(What to do) Look through the data below and show every line that includes "icon".

Saved data entries
......
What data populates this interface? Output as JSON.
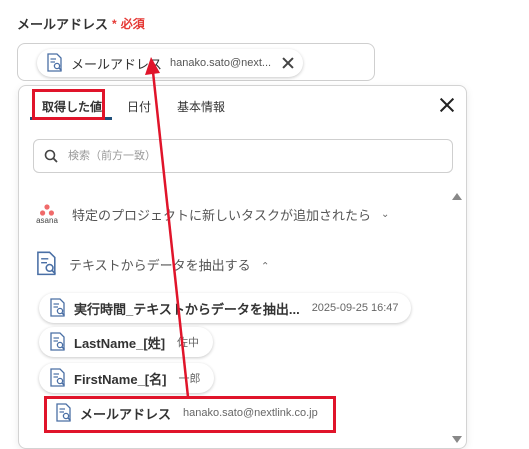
{
  "field": {
    "label": "メールアドレス",
    "required_mark": "*",
    "required_text": "必須",
    "selected_chip": {
      "name": "メールアドレス",
      "value": "hanako.sato@next..."
    }
  },
  "panel": {
    "tabs": [
      {
        "label": "取得した値",
        "active": true
      },
      {
        "label": "日付",
        "active": false
      },
      {
        "label": "基本情報",
        "active": false
      }
    ],
    "search_placeholder": "検索（前方一致）",
    "groups": [
      {
        "title": "特定のプロジェクトに新しいタスクが追加されたら",
        "icon": "asana-logo",
        "logo_text": "asana",
        "expanded": false
      },
      {
        "title": "テキストからデータを抽出する",
        "icon": "document-search-icon",
        "expanded": true
      }
    ],
    "items": [
      {
        "name": "実行時間_テキストからデータを抽出...",
        "value": "2025-09-25 16:47"
      },
      {
        "name": "LastName_[姓]",
        "value": "佐中"
      },
      {
        "name": "FirstName_[名]",
        "value": "一郎"
      },
      {
        "name": "メールアドレス",
        "value": "hanako.sato@nextlink.co.jp"
      }
    ]
  },
  "colors": {
    "accent_underline": "#1f4e79",
    "annotation_red": "#e0142a",
    "required_red": "#e53935"
  }
}
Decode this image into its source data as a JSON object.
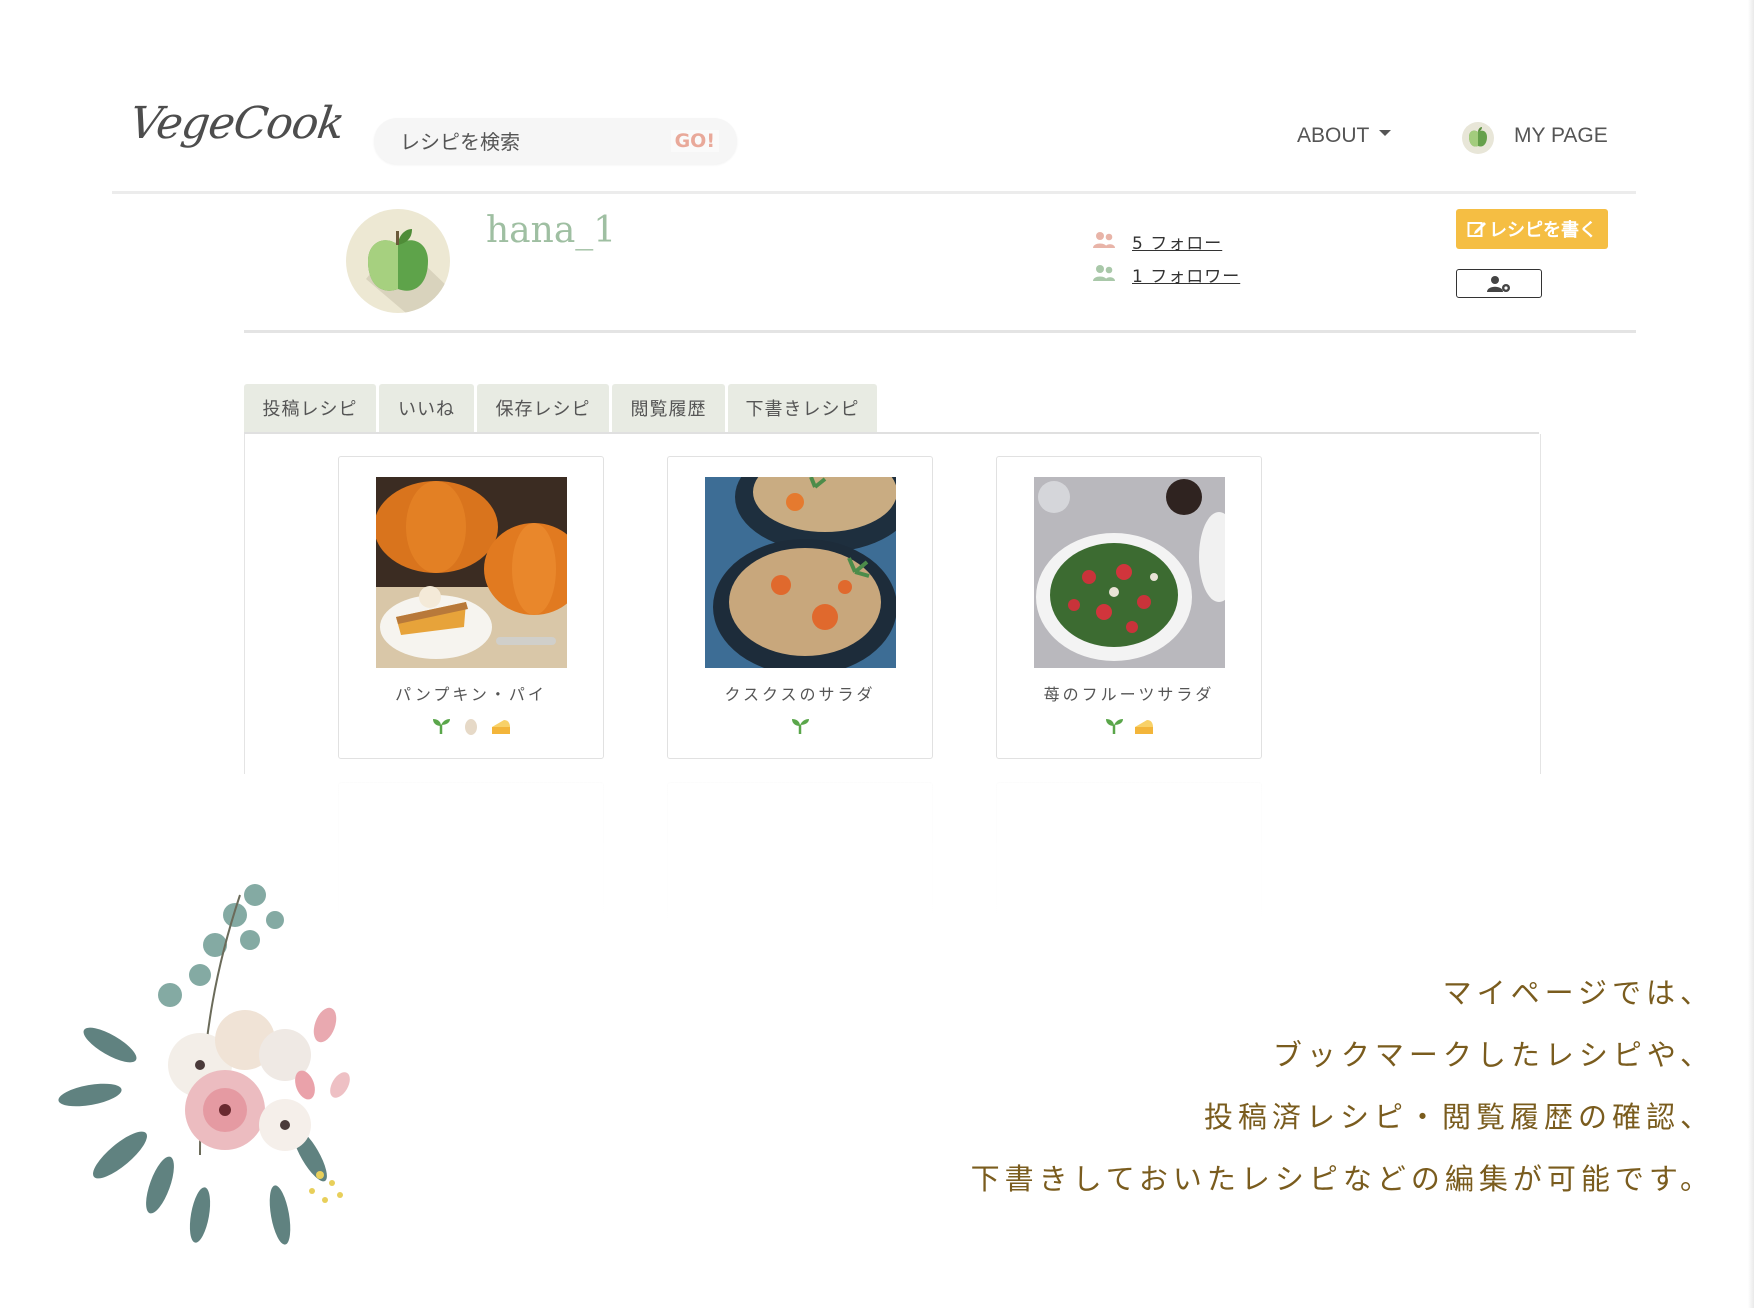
{
  "nav": {
    "logo": "VegeCook",
    "search_placeholder": "レシピを検索",
    "search_button": "GO!",
    "about": "ABOUT",
    "my_page": "MY PAGE"
  },
  "profile": {
    "username": "hana_1",
    "follow": "5 フォロー",
    "follower": "1 フォロワー",
    "write_button": "レシピを書く"
  },
  "tabs": [
    {
      "label": "投稿レシピ"
    },
    {
      "label": "いいね"
    },
    {
      "label": "保存レシピ"
    },
    {
      "label": "閲覧履歴"
    },
    {
      "label": "下書きレシピ"
    }
  ],
  "recipes": [
    {
      "title": "パンプキン・パイ",
      "tags": [
        "sprout-icon",
        "egg-icon",
        "cheese-icon"
      ]
    },
    {
      "title": "クスクスのサラダ",
      "tags": [
        "sprout-icon"
      ]
    },
    {
      "title": "苺のフルーツサラダ",
      "tags": [
        "sprout-icon",
        "cheese-icon"
      ]
    }
  ],
  "caption": [
    "マイページでは、",
    "ブックマークしたレシピや、",
    "投稿済レシピ・閲覧履歴の確認、",
    "下書きしておいたレシピなどの編集が可能です。"
  ],
  "colors": {
    "accent_yellow": "#f5be43",
    "username_green": "#9fbfa2",
    "caption_brown": "#7a5c1e",
    "tab_bg": "#e8ebe3"
  }
}
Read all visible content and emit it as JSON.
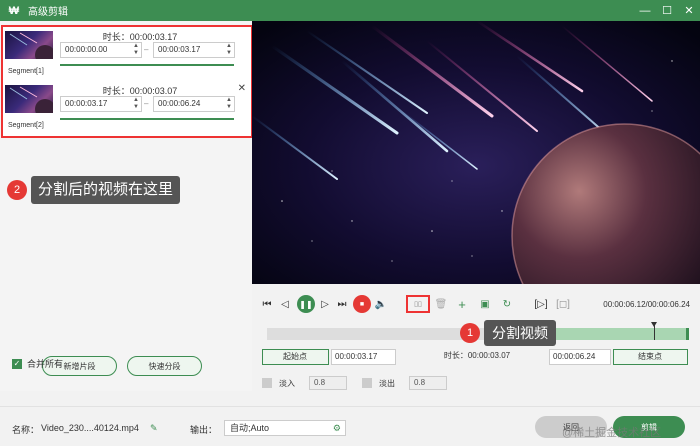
{
  "window": {
    "title": "高级剪辑",
    "logo": "₩",
    "minimize": "—",
    "maximize": "☐",
    "close": "✕"
  },
  "segments": [
    {
      "label": "Segment[1]",
      "duration": "时长：00:00:03.17",
      "start": "00:00:00.00",
      "end": "00:00:03.17"
    },
    {
      "label": "Segment[2]",
      "duration": "时长：00:00:03.07",
      "start": "00:00:03.17",
      "end": "00:00:06.24"
    }
  ],
  "callouts": {
    "c2_num": "2",
    "c2_text": "分割后的视频在这里",
    "c1_num": "1",
    "c1_text": "分割视频"
  },
  "left_buttons": {
    "add_segment": "新增片段",
    "quick_split": "快速分段"
  },
  "merge_all": {
    "label": "合并所有",
    "checked": true
  },
  "player": {
    "timecode": "00:00:06.12/00:00:06.24"
  },
  "range": {
    "start_label": "起始点",
    "start_time": "00:00:03.17",
    "duration": "时长：00:00:03.07",
    "end_time": "00:00:06.24",
    "end_label": "结束点"
  },
  "fade": {
    "in_label": "淡入",
    "in_value": "0.8",
    "out_label": "淡出",
    "out_value": "0.8"
  },
  "bottom": {
    "name_label": "名称：",
    "name_value": "Video_230....40124.mp4",
    "output_label": "输出：",
    "output_value": "自动;Auto",
    "back_button": "返回",
    "cut_button": "剪辑"
  },
  "watermark": "@稀土掘金技术社区",
  "colors": {
    "accent": "#3d8d52",
    "highlight": "#e33333",
    "badge": "#e53935"
  }
}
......
(Answer section)
        "icon": "asana-logo",
        "icon": "document-search-icon",
        "sprout-icon",
        "egg-icon",
        "cheese-icon"
        "sprout-icon"
        "sprout-icon",
        "cheese-icon"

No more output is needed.